Back in 2006, the only people who thought that herbs called adaptogens and substances like nootropics might improve cognitive function could well have been considered nerds.
That’s when University of Texas at San Antonio student Vin Montes created Nerd Focus as an alternative to traditional energy drinks while studying his way to medical school.
Montes began selling Nerd from the back of a pickup truck around campus and to local convenience stores. Last year—with brick-and-mortar distribution limited solely to Texas—his company was acquired by New Jersey-based BevUSA.
Backed by an influx of capital from BevUSA, Nerd Focus is set on becoming a national brand. In addition to Texas, its distribution now includes Nevada, New Jersey, Tennessee and Wisconsin.
In this interview, edited for brevity and clarity, BevUSA CEO Howard Davner talks about how Nerd—now available in about 1,000 stores—gains brick-and-mortar traction and a new sampling partnership with delivery provider goPuff.
CPG FYI: Who is the target audience for Nerd beverages?
Davner: It’s generally ages 16-35. We’ve done very well with healthcare workers. We have the product in HCA hospitals in Las Vegas and it’s outselling the competition. That’s a market we’re really pushing hard. We’re also doing well with our sugar-free in gyms and are targeting professional drivers, truck drivers and Uber drivers.
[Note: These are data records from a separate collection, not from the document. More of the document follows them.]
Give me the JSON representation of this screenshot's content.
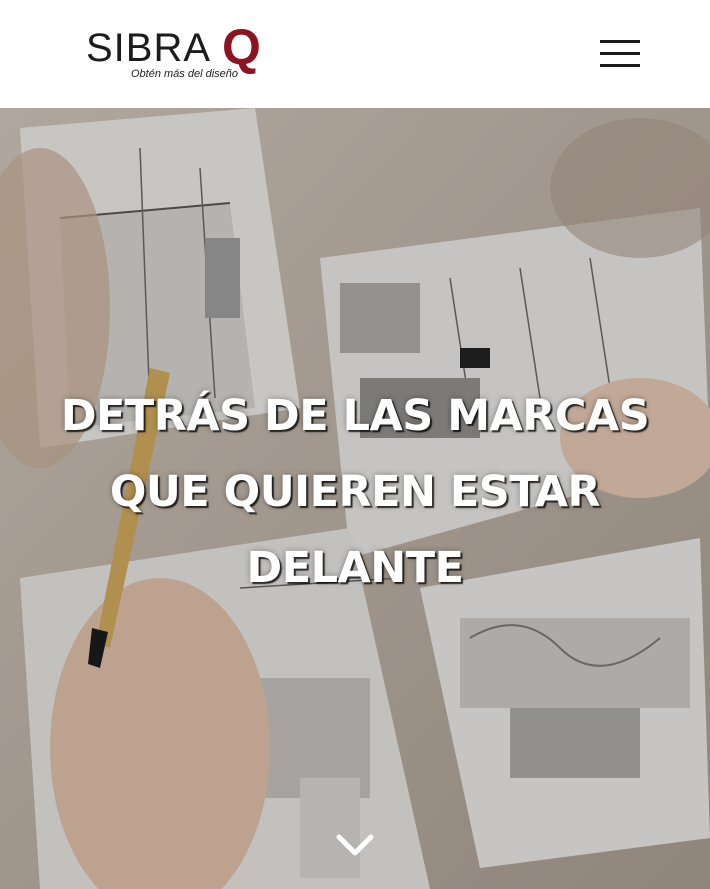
{
  "header": {
    "logo_word": "SIBRA",
    "logo_accent": "Q",
    "logo_tagline": "Obtén más del diseño",
    "menu_icon": "hamburger-menu-icon"
  },
  "hero": {
    "title_lines": [
      "DETRÁS DE LAS MARCAS",
      "QUE QUIEREN ESTAR",
      "DELANTE"
    ],
    "scroll_icon": "chevron-down-icon",
    "background": "photo of hands drawing interior sketches on paper"
  },
  "colors": {
    "brand_red": "#8d1320",
    "text_dark": "#1c1c1c",
    "hero_text": "#ffffff"
  }
}
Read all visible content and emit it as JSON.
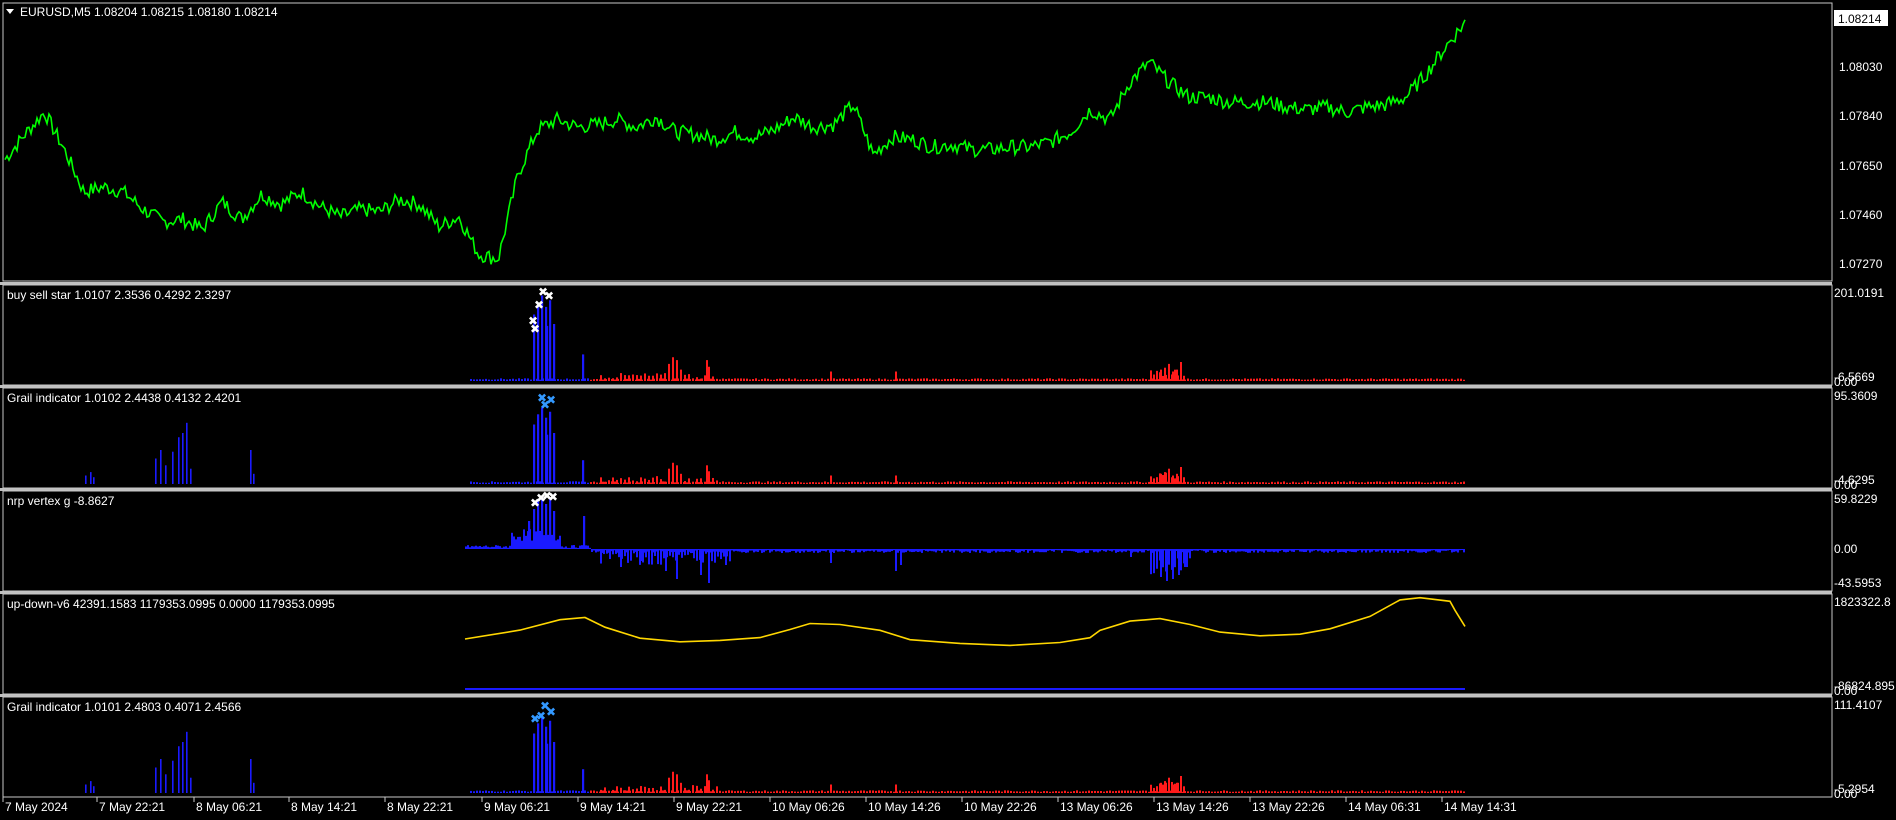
{
  "colors": {
    "background": "#000000",
    "frame": "#c8c8c8",
    "separator": "#c0c0c0",
    "price_line": "#00ff00",
    "text": "#ffffff",
    "bull": "#1a1aff",
    "bear": "#ff1a1a",
    "yellow": "#ffd700",
    "marker_white": "#ffffff",
    "marker_blue": "#3399ff"
  },
  "main": {
    "title": "EURUSD,M5  1.08204 1.08215 1.08180 1.08214",
    "current_price": "1.08214",
    "price_ticks": [
      "1.08030",
      "1.07840",
      "1.07650",
      "1.07460",
      "1.07270"
    ]
  },
  "panels": [
    {
      "title": "buy sell star 1.0107 2.3536 0.4292 2.3297",
      "max": "201.0191",
      "min": "-6.5669",
      "zero": "0.00",
      "markers": "white"
    },
    {
      "title": "Grail indicator 1.0102 2.4438 0.4132 2.4201",
      "max": "95.3609",
      "min": "-4.6295",
      "zero": "0.00",
      "markers": "blue"
    },
    {
      "title": "nrp vertex g -8.8627",
      "max": "59.8229",
      "mid": "0.00",
      "min": "-43.5953",
      "markers": "white"
    },
    {
      "title": "up-down-v6 42391.1583 1179353.0995 0.0000 1179353.0995",
      "max": "1823322.8",
      "min": "-86824.895",
      "zero": "0.00"
    },
    {
      "title": "Grail indicator 1.0101 2.4803 0.4071 2.4566",
      "max": "111.4107",
      "min": "-5.2954",
      "zero": "0.00",
      "markers": "blue"
    }
  ],
  "time_axis": [
    "7 May 2024",
    "7 May 22:21",
    "8 May 06:21",
    "8 May 14:21",
    "8 May 22:21",
    "9 May 06:21",
    "9 May 14:21",
    "9 May 22:21",
    "10 May 06:26",
    "10 May 14:26",
    "10 May 22:26",
    "13 May 06:26",
    "13 May 14:26",
    "13 May 22:26",
    "14 May 06:31",
    "14 May 14:31"
  ],
  "chart_data": {
    "type": "line",
    "symbol": "EURUSD",
    "timeframe": "M5",
    "ylim": [
      1.0718,
      1.0828
    ],
    "series": [
      {
        "values": [
          1.0766,
          1.0776,
          1.0785,
          1.077,
          1.0753,
          1.0755,
          1.0753,
          1.0746,
          1.0741,
          1.0742,
          1.0738,
          1.0749,
          1.0742,
          1.0752,
          1.0748,
          1.0753,
          1.0747,
          1.0743,
          1.0746,
          1.0745,
          1.075,
          1.0748,
          1.0739,
          1.0743,
          1.0728,
          1.0726,
          1.076,
          1.0778,
          1.0782,
          1.0779,
          1.078,
          1.0782,
          1.0779,
          1.0783,
          1.0777,
          1.0776,
          1.0774,
          1.0777,
          1.0775,
          1.0778,
          1.0783,
          1.0779,
          1.078,
          1.0788,
          1.0768,
          1.0775,
          1.0774,
          1.0771,
          1.0772,
          1.077,
          1.077,
          1.0771,
          1.0771,
          1.0773,
          1.0777,
          1.0786,
          1.0782,
          1.0797,
          1.0805,
          1.0797,
          1.0791,
          1.0791,
          1.0789,
          1.0789,
          1.0789,
          1.0787,
          1.0786,
          1.0787,
          1.0785,
          1.0787,
          1.0788,
          1.0791,
          1.08,
          1.0811,
          1.0821
        ]
      }
    ]
  }
}
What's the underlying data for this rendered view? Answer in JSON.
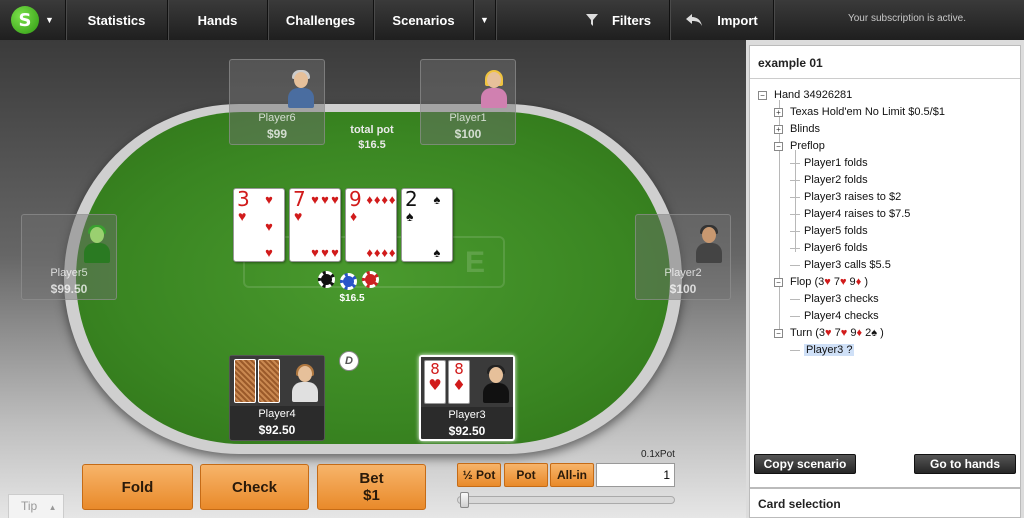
{
  "topbar": {
    "logo": "S",
    "nav": [
      "Statistics",
      "Hands",
      "Challenges",
      "Scenarios"
    ],
    "filters": "Filters",
    "import": "Import",
    "subscription": "Your subscription is active."
  },
  "table": {
    "total_pot_label": "total pot",
    "total_pot": "$16.5",
    "chips_total": "$16.5",
    "dealer": "D",
    "seats": {
      "player6": {
        "name": "Player6",
        "stack": "$99"
      },
      "player1": {
        "name": "Player1",
        "stack": "$100"
      },
      "player5": {
        "name": "Player5",
        "stack": "$99.50"
      },
      "player2": {
        "name": "Player2",
        "stack": "$100"
      },
      "player4": {
        "name": "Player4",
        "stack": "$92.50"
      },
      "player3": {
        "name": "Player3",
        "stack": "$92.50"
      }
    },
    "board": [
      {
        "rank": "3",
        "suit": "♥",
        "color": "red"
      },
      {
        "rank": "7",
        "suit": "♥",
        "color": "red"
      },
      {
        "rank": "9",
        "suit": "♦",
        "color": "red"
      },
      {
        "rank": "2",
        "suit": "♠",
        "color": "black"
      }
    ],
    "hero_cards": [
      {
        "rank": "8",
        "suit": "♥"
      },
      {
        "rank": "8",
        "suit": "♦"
      }
    ]
  },
  "actions": {
    "fold": "Fold",
    "check": "Check",
    "bet": "Bet",
    "bet_amount": "$1",
    "half_pot": "½ Pot",
    "pot": "Pot",
    "all_in": "All-in",
    "bet_value": "1",
    "pot_fraction": "0.1xPot",
    "slider_position": 0.0,
    "tip": "Tip"
  },
  "panel": {
    "title": "example 01",
    "tree": {
      "hand": "Hand 34926281",
      "game": "Texas Hold'em No Limit $0.5/$1",
      "blinds": "Blinds",
      "preflop": "Preflop",
      "preflop_actions": [
        "Player1 folds",
        "Player2 folds",
        "Player3 raises to $2",
        "Player4 raises to $7.5",
        "Player5 folds",
        "Player6 folds",
        "Player3 calls $5.5"
      ],
      "flop": "Flop (3♥ 7♥ 9♦ )",
      "flop_actions": [
        "Player3 checks",
        "Player4 checks"
      ],
      "turn": "Turn (3♥ 7♥ 9♦ 2♠ )",
      "turn_actions": [
        "Player3 ?"
      ]
    },
    "copy_scenario": "Copy scenario",
    "go_to_hands": "Go to hands",
    "card_selection": "Card selection"
  }
}
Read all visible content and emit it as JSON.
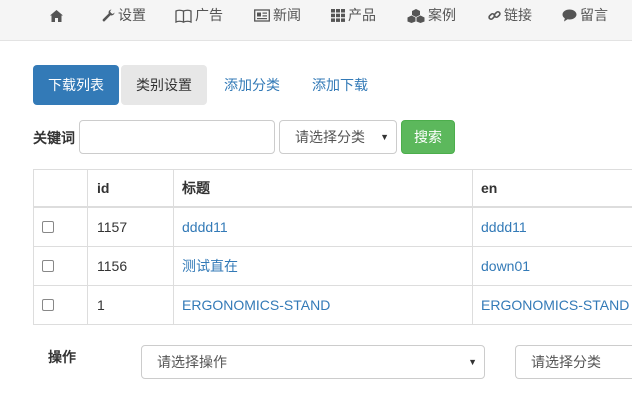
{
  "nav": {
    "items": [
      {
        "label": "",
        "icon": "home-icon"
      },
      {
        "label": "设置",
        "icon": "wrench-icon"
      },
      {
        "label": "广告",
        "icon": "book-icon"
      },
      {
        "label": "新闻",
        "icon": "newspaper-icon"
      },
      {
        "label": "产品",
        "icon": "grid-icon"
      },
      {
        "label": "案例",
        "icon": "cubes-icon"
      },
      {
        "label": "链接",
        "icon": "link-icon"
      },
      {
        "label": "留言",
        "icon": "comment-icon"
      }
    ]
  },
  "tabs": {
    "download_list": "下载列表",
    "category_settings": "类别设置",
    "add_category": "添加分类",
    "add_download": "添加下载"
  },
  "search": {
    "keyword_label": "关键词",
    "keyword_value": "",
    "category_select": "请选择分类",
    "search_button": "搜索"
  },
  "table": {
    "headers": {
      "id": "id",
      "title": "标题",
      "en": "en"
    },
    "rows": [
      {
        "id": "1157",
        "title": "dddd11",
        "en": "dddd11"
      },
      {
        "id": "1156",
        "title": "测试直在",
        "en": "down01"
      },
      {
        "id": "1",
        "title": "ERGONOMICS-STAND",
        "en": "ERGONOMICS-STAND"
      }
    ]
  },
  "footer": {
    "operation_label": "操作",
    "operation_select": "请选择操作",
    "category_select": "请选择分类"
  },
  "colors": {
    "primary": "#337ab7",
    "success": "#5cb85c",
    "nav_bg": "#f5f5f5"
  }
}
CPG FYI: What types of advertising media has Nerd used to generate awareness and trial?
Davner: From a marketing perspective we are doing Facebook, Instagram, TikTok, Google ads, search and billboards. We’re starting to do some radio purely for brand awareness—because it’s very hard to track consumer behavior from a radio ad—and are also looking at local TV ads and OTT.
CPG FYI: How hard is it to get retailers to make room for another beverage brand?
Davner: What we have found is that if you as a company are willing to support the distributors, they’re willing to take you on and sell your brand. What happens is a lot of brands promise support and don’t follow through. In New Jersey, we’re doing radio ads, billboards, digital marketing and a ton of point-of-sale. You just don’t sell through a distributor and walk away.
CPG FYI: Convenience stores are an important channel for Nerd, but many are independently owned. That must be difficult territory.
Davner: Our strategy is we go in with a small first order. We’re confident that the product will move and we help them move the product. Then we follow up within two weeks to see how the product’s moving and look for the reorder. That’s a strategy that’s been working really well in New Jersey. After two months, we’re in 140 stores in Monmouth and Ocean counties.
CPG FYI: goPuff has hundreds of warehouses around the country, many of which are located near college campuses. Is reaching college students the main reason for partnering with the delivery service?
Davner: Pre-COVID, that was their market. Post-COVID, delivery services are in tremendous demand anywhere you go. They now offer a full range of products like your typical convenience store and have expanded their market outside of just college campus to local communities. We’ve committed to a big marketing spend with them and plan to do a huge sampling program that will kick off in May and June.
CPG FYI: How will the sampling work?
Davner: If a consumer buys a product at goPuff that is similar to ours, they will receive one of our cans as a free sample. Because of goPuff’s data and how well they know their consumer, we can pin it down to who likes sugar-free, who likes sugared drinks, caffeinated drinks, energy drinks. With this sampling program, we’re putting the product in front of the right customer.